Reporters Without Borders condemns the way the Gambian authorities continue to hound The Point, a privately-owned daily based in Banjul. Its editor, Pap Saine, was charged with publishing false information yesterday, two days after being arrested and then freed on bail for reporting the arrest of a Gambian diplomat. Saine is to appear in court again on 19 February.
“Saine’s arrest comes four years after the still unpunished murder of his childhood friend and co-founder of The Point, Deyda Hydara, and shows that President Yahya Jammeh’s government is still bent on persecuting the country’s last independent daily,” Reporters Without Borders said.

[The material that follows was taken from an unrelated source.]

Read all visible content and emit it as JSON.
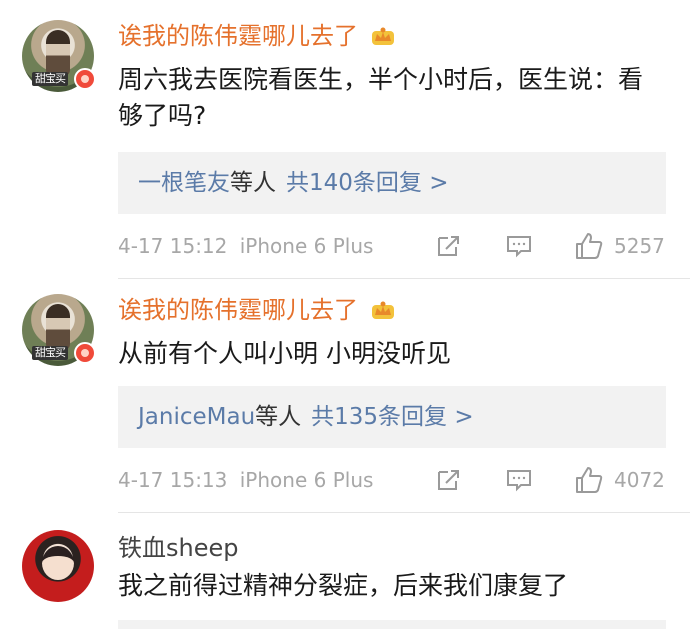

“We are shocked by the behaviour of the police and intelligence services, who do not hesitate to treat a well-known and respected journalist as a common criminal,” the press freedom organisation added. “The charge brought against him is absurd and the only logical thing to do would be to dismiss the case entirely.”
Saine, who is also the Reuters correspondent in Gambia, pleaded not guilty when he appeared before a court in Kanifing, 10 km from Banjul, at midday yesterday. Judge Sagarr Jahateh ordered him freed on bail of 50,000 dalasis (1,800 euros) and adjourned the case until 19 February.
Saine and one of his reporters, Modou Sanyang, were arrested on 2 February and taken to police headquarters in Banjul, where they were placed in a cell normally used for serious crime suspects. Sanyang was released soon afterwards but Saine was held until late in the evening and was told to present himself to the police again the next morning.
The police wanted Saine to reveal his source for a report with no by-line in the 30 January issue that said Lamini Sabi Sanyang, the financial attaché at Gambia’s embassy in the United States, was arrested shortly after his return to Gambia, taken to police headquarters and then transferred to Mile Two prison. Saine refused to divulge his source.